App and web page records
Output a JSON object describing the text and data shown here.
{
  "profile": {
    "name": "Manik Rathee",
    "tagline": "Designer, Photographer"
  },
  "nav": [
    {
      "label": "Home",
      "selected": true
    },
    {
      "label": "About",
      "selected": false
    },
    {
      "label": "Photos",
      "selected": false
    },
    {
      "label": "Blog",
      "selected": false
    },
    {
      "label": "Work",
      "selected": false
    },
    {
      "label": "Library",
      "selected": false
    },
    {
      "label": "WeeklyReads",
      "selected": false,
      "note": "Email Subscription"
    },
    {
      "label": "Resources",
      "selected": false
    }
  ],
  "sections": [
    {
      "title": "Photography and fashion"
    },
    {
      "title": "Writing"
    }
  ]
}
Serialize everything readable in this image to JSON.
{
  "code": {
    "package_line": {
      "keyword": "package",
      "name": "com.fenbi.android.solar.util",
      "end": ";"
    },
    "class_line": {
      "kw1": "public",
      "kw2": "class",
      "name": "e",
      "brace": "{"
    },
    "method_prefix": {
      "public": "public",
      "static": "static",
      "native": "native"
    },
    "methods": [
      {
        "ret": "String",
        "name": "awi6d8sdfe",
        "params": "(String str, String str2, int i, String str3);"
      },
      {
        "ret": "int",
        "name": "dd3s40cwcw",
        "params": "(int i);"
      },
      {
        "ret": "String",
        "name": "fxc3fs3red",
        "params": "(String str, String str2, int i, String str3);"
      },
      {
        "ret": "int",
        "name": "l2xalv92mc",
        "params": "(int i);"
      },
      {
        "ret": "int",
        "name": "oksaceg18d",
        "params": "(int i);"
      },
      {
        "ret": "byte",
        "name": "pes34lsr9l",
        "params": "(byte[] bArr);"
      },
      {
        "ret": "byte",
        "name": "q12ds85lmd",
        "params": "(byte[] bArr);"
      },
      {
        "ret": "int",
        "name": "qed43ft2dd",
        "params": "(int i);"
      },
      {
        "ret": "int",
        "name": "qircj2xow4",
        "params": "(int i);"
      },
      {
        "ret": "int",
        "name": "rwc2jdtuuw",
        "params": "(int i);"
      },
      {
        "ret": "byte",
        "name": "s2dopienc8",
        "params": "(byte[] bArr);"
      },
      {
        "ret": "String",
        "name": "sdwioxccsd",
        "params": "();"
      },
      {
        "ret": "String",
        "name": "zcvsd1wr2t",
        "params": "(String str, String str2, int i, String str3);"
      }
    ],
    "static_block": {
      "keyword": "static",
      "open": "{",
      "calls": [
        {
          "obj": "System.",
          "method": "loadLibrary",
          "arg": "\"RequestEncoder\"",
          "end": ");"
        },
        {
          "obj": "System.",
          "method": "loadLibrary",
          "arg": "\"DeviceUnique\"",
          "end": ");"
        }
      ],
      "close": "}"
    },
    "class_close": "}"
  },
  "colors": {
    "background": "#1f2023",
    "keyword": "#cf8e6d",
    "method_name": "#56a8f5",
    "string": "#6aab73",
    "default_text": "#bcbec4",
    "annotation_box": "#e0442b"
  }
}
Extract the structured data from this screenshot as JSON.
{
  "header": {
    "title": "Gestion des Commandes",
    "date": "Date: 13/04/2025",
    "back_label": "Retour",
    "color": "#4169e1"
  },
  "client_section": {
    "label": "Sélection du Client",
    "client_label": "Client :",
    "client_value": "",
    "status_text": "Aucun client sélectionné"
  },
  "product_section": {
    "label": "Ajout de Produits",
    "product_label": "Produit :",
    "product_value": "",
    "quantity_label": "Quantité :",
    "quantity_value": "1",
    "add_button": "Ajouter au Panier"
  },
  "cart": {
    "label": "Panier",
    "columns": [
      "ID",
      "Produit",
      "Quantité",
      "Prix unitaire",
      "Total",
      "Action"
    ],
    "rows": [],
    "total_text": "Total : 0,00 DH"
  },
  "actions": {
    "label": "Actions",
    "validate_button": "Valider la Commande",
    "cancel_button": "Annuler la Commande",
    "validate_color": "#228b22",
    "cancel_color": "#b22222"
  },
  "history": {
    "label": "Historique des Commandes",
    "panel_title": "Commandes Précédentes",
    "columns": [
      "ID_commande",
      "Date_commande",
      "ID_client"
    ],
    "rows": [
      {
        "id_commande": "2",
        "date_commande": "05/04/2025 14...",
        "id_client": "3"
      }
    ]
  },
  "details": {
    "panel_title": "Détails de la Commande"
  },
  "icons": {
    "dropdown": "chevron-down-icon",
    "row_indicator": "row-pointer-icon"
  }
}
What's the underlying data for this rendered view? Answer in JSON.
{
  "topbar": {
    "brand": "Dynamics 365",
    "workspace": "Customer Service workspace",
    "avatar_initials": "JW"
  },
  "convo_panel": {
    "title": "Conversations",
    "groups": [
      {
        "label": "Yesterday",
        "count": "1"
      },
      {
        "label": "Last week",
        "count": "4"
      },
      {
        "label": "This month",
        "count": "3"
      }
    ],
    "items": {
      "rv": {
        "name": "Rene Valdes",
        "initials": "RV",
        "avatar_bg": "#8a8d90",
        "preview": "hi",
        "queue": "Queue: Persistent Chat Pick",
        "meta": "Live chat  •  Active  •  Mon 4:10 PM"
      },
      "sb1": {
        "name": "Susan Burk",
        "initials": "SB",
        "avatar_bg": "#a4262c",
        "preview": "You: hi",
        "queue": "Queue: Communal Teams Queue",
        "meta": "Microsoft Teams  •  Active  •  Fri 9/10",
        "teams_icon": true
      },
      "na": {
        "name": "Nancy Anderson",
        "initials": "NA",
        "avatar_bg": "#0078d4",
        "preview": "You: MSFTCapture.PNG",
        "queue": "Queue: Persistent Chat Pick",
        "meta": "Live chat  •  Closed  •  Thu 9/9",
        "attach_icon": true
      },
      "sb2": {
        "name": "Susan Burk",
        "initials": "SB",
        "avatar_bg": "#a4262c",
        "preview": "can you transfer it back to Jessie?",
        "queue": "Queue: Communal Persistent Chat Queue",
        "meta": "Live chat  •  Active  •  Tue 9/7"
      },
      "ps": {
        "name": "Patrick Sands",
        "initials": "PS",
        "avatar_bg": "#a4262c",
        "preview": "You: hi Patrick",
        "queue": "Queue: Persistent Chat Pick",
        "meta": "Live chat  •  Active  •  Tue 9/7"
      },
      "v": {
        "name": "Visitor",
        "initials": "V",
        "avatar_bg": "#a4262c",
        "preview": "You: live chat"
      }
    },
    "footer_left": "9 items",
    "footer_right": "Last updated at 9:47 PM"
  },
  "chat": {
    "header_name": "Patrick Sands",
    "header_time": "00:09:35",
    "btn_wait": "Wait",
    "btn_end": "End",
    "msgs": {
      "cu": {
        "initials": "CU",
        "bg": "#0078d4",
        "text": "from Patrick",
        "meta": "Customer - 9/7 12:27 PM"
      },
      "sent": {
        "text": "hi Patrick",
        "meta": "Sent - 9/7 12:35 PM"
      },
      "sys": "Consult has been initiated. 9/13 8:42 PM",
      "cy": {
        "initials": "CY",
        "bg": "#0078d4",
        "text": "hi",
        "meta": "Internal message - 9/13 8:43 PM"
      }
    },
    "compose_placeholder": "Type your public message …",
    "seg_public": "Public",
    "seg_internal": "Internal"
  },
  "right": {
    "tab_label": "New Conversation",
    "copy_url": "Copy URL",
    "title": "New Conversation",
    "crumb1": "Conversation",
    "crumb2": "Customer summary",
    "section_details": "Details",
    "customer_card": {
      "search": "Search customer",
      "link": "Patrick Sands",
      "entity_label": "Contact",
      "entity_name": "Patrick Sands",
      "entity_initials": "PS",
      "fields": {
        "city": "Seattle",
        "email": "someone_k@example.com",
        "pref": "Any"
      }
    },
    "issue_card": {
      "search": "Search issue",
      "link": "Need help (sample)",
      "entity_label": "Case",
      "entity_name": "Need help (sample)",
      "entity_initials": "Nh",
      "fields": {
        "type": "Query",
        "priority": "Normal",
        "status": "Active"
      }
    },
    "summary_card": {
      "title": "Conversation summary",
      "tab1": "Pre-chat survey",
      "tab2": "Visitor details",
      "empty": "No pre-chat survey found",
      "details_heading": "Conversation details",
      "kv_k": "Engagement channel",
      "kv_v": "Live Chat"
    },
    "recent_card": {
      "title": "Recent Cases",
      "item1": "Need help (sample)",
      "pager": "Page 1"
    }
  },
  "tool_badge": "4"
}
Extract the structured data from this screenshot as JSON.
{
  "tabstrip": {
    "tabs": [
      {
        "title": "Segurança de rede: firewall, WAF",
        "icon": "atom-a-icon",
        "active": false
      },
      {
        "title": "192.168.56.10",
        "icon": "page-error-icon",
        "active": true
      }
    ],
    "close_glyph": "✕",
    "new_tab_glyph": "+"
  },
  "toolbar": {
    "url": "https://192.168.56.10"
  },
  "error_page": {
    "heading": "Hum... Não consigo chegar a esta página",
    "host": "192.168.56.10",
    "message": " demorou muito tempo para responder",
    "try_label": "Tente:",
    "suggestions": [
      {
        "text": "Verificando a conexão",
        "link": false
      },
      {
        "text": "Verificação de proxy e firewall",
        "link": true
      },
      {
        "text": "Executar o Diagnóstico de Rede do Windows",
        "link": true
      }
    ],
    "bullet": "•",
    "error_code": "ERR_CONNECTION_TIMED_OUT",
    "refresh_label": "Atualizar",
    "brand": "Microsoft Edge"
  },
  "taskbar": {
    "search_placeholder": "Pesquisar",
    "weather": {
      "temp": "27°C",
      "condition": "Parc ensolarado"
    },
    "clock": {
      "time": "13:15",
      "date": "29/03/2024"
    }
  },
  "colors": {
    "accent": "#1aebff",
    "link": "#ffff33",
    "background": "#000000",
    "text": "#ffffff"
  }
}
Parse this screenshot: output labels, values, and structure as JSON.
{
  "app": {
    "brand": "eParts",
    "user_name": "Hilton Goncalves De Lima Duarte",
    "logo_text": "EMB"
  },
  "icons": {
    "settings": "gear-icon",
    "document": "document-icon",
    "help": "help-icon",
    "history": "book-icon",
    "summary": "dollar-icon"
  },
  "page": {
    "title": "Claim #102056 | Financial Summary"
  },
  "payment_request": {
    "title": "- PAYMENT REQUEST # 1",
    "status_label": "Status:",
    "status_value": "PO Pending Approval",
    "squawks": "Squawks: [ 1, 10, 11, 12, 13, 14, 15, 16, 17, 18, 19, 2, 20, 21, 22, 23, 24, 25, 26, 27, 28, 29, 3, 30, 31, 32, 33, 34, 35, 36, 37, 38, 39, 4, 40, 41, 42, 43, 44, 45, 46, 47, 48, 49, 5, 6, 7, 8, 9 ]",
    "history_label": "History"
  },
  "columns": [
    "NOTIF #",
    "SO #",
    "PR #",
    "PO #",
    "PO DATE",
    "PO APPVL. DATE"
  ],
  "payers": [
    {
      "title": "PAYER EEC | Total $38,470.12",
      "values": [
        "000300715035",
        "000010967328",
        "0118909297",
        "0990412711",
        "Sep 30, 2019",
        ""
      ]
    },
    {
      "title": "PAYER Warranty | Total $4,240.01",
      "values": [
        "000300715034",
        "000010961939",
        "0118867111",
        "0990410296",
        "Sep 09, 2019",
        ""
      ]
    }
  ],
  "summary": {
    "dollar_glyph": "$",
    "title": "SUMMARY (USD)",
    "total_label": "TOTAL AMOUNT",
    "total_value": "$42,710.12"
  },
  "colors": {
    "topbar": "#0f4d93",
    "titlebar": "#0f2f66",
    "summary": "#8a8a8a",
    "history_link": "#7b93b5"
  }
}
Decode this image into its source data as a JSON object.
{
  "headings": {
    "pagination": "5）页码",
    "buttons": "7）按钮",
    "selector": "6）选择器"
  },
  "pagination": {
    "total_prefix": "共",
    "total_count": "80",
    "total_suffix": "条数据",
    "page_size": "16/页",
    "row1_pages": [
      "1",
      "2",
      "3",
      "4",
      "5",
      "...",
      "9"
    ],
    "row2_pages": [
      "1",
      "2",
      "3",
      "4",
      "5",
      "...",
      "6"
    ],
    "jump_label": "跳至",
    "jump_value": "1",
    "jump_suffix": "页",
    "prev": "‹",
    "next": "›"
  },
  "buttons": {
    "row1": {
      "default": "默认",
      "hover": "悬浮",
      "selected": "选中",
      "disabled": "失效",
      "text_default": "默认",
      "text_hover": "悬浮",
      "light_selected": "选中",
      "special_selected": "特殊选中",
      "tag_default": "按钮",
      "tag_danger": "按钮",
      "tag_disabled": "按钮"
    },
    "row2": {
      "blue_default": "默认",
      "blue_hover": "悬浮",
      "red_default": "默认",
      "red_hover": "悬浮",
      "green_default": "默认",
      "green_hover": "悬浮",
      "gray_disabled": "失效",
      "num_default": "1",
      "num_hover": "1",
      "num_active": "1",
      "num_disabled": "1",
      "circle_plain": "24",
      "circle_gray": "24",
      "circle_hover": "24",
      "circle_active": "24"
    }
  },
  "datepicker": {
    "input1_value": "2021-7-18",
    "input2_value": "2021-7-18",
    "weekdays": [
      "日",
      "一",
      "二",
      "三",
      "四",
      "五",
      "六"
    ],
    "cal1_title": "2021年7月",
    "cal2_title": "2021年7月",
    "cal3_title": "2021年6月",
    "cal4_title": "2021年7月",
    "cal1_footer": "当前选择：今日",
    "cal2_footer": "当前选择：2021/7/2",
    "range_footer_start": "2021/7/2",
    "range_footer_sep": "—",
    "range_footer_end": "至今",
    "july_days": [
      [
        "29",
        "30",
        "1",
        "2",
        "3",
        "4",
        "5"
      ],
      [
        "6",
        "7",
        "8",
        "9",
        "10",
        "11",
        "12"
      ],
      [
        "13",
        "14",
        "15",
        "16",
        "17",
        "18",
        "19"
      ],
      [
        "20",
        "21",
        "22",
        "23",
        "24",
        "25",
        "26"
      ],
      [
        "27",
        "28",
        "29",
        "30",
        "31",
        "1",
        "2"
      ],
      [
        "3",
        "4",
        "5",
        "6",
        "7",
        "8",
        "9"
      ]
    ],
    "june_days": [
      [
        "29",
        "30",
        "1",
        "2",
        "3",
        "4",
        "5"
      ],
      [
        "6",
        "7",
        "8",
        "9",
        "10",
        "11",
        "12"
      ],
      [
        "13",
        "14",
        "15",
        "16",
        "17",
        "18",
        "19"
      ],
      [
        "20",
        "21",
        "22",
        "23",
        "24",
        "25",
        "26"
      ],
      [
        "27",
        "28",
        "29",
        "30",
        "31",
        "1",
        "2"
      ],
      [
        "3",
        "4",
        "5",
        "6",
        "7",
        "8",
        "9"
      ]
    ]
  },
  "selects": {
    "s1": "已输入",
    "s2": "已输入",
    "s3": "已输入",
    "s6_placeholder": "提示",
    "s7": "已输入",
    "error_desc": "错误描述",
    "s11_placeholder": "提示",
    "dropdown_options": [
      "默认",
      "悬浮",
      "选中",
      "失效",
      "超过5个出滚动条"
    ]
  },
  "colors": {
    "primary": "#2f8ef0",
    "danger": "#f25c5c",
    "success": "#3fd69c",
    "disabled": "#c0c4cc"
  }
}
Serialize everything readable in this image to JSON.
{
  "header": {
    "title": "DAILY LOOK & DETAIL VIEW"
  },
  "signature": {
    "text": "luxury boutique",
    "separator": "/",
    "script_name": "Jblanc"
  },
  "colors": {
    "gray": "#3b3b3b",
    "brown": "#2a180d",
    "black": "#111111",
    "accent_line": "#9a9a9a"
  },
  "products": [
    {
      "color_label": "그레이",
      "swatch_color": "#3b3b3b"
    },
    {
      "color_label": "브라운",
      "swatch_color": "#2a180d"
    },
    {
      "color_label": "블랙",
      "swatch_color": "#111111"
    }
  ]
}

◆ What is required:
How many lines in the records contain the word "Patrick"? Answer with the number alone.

◆ Final answer:
7